Exercise requirements |
Return all the lines below in which the string "this" appears.

App and web page records
+++++

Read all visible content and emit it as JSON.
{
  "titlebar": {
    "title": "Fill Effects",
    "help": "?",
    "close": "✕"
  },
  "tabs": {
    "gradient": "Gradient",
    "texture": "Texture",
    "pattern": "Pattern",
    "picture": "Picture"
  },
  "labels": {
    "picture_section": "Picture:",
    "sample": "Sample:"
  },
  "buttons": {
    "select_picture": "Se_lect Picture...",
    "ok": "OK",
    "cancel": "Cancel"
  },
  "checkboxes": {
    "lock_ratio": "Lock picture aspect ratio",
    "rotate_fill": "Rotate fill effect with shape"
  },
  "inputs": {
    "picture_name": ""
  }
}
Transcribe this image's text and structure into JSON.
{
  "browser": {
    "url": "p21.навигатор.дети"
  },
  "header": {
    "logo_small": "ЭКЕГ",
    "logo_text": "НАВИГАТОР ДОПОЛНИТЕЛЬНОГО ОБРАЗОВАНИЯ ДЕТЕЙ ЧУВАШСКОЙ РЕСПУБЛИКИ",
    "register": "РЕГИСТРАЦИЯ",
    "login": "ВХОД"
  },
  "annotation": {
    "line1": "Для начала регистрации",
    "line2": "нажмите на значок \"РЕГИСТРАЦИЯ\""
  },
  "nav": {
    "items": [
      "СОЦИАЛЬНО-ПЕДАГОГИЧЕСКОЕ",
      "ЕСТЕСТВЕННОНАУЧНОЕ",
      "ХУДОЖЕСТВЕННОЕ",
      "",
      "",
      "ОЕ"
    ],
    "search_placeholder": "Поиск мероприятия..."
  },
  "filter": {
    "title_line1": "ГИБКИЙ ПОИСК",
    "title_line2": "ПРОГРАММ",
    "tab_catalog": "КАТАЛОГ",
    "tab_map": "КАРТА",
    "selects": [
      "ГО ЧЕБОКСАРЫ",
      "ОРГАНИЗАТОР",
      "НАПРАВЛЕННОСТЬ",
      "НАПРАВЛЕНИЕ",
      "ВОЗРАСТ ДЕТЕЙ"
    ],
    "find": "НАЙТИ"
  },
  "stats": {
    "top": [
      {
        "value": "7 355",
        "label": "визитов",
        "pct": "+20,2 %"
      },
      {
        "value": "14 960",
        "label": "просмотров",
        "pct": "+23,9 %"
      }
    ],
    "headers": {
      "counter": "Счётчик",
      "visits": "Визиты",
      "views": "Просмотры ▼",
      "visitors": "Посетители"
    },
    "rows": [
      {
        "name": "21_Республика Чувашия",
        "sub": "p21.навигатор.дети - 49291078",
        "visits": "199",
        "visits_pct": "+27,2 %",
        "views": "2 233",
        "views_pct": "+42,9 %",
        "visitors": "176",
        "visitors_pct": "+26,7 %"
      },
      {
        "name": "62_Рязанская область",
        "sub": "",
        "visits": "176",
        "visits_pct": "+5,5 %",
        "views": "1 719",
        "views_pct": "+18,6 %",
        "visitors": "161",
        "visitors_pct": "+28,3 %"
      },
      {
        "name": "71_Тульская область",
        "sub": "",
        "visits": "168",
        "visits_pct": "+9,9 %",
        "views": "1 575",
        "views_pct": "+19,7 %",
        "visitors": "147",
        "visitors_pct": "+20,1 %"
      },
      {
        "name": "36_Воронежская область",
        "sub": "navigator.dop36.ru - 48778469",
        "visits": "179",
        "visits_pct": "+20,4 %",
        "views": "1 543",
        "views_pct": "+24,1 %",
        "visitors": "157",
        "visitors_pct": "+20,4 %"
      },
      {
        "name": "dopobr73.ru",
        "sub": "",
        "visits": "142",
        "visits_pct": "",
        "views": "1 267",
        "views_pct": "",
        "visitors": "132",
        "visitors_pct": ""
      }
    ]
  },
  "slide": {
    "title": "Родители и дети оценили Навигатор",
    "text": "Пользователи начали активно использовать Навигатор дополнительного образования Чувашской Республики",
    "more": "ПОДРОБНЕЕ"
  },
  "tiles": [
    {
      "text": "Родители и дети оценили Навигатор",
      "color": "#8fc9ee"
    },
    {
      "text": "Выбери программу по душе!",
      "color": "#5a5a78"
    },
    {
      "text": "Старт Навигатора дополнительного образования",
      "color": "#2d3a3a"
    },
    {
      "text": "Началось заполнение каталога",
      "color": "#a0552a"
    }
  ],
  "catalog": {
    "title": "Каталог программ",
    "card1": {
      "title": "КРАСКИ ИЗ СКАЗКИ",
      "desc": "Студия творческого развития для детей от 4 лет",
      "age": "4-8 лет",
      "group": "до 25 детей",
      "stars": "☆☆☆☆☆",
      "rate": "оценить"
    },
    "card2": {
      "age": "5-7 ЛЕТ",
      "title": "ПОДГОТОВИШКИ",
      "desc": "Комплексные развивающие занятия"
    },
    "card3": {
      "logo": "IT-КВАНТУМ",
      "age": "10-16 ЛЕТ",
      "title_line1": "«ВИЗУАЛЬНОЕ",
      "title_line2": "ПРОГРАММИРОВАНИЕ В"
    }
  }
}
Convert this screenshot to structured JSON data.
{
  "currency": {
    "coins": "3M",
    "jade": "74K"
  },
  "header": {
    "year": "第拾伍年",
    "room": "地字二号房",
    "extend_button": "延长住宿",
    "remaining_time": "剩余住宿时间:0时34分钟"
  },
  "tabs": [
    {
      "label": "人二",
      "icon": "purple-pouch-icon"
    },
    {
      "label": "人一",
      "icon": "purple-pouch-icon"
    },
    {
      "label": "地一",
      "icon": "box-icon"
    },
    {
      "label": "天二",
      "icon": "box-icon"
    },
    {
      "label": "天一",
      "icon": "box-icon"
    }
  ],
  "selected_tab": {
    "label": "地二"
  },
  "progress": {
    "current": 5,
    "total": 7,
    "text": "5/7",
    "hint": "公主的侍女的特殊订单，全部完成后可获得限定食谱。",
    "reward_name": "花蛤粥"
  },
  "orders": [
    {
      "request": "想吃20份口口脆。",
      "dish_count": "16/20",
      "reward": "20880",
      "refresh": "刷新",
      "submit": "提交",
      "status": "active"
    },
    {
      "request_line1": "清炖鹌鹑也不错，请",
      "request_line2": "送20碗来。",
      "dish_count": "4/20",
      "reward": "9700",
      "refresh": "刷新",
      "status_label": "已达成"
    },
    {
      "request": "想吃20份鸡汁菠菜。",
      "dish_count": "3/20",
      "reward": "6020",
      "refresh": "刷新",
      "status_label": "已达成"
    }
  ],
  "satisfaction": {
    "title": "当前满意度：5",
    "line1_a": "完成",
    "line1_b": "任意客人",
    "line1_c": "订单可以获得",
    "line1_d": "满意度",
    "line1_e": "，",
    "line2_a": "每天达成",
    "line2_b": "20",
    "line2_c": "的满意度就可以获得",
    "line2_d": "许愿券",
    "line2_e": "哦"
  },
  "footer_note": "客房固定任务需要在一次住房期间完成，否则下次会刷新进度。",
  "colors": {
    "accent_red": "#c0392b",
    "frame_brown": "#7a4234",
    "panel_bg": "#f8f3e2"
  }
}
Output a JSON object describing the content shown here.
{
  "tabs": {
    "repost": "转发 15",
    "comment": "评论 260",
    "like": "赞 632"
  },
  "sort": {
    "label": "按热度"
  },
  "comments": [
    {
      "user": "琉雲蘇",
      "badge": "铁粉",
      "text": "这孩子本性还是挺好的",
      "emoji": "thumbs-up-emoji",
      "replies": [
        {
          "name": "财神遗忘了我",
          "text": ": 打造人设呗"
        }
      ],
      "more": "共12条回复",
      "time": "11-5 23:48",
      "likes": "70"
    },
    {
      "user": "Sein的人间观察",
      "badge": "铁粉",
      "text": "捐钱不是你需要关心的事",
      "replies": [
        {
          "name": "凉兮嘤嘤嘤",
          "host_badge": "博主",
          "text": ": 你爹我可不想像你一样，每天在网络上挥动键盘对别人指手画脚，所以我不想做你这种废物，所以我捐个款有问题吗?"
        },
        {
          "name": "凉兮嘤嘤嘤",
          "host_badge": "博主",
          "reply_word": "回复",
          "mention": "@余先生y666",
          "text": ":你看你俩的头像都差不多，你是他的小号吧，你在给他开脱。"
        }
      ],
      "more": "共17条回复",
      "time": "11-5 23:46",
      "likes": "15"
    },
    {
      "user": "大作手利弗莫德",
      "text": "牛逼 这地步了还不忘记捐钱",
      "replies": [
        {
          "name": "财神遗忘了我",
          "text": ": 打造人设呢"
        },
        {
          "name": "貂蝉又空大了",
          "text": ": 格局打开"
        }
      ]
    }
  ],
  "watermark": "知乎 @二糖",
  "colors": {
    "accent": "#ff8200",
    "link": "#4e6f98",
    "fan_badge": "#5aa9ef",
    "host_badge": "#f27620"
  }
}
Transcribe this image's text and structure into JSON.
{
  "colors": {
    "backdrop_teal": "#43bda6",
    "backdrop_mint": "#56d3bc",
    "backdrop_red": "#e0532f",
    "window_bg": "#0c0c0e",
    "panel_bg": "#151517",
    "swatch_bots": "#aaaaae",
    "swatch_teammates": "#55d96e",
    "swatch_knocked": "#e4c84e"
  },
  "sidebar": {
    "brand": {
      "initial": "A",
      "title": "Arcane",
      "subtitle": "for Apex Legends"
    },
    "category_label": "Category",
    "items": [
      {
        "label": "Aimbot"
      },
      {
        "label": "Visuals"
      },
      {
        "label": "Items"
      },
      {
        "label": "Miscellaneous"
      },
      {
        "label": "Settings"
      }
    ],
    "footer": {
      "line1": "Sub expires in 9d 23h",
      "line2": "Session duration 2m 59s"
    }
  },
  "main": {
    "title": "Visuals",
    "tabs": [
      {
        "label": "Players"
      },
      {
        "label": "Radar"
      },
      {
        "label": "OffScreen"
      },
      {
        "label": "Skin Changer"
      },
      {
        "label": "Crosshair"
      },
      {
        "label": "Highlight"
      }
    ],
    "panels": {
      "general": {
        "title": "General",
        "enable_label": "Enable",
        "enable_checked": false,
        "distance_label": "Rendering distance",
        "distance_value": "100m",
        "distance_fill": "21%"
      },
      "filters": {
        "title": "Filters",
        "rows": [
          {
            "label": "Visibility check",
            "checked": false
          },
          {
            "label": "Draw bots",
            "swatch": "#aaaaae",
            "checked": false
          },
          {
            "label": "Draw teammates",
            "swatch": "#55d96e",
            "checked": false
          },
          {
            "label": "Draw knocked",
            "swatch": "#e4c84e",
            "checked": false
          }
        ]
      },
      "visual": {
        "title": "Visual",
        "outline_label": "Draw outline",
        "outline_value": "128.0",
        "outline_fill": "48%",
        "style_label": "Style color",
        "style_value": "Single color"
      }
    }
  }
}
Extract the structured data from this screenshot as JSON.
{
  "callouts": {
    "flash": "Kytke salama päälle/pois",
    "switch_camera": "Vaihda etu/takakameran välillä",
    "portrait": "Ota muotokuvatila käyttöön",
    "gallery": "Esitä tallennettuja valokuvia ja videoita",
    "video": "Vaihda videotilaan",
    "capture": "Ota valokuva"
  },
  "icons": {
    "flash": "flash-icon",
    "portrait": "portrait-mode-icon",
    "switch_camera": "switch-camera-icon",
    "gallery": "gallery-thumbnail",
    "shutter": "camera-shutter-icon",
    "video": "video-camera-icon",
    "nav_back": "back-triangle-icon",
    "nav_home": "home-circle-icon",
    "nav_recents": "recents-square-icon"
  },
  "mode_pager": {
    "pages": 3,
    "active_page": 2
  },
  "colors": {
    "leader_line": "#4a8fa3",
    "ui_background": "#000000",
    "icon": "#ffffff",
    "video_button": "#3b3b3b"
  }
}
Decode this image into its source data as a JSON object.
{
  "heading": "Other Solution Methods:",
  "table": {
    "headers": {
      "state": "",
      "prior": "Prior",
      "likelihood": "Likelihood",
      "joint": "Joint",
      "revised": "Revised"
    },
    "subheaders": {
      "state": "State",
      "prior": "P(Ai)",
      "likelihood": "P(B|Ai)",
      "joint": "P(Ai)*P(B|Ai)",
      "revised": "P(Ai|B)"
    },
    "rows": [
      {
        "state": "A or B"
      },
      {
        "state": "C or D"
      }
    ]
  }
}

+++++

Output below |
Transcribe this image's text and structure into JSON.
Convert this screenshot to structured JSON data.
Transcribe this image's text and structure into JSON.
Extract the structured data from this screenshot as JSON.
Decode this image into its source data as a JSON object.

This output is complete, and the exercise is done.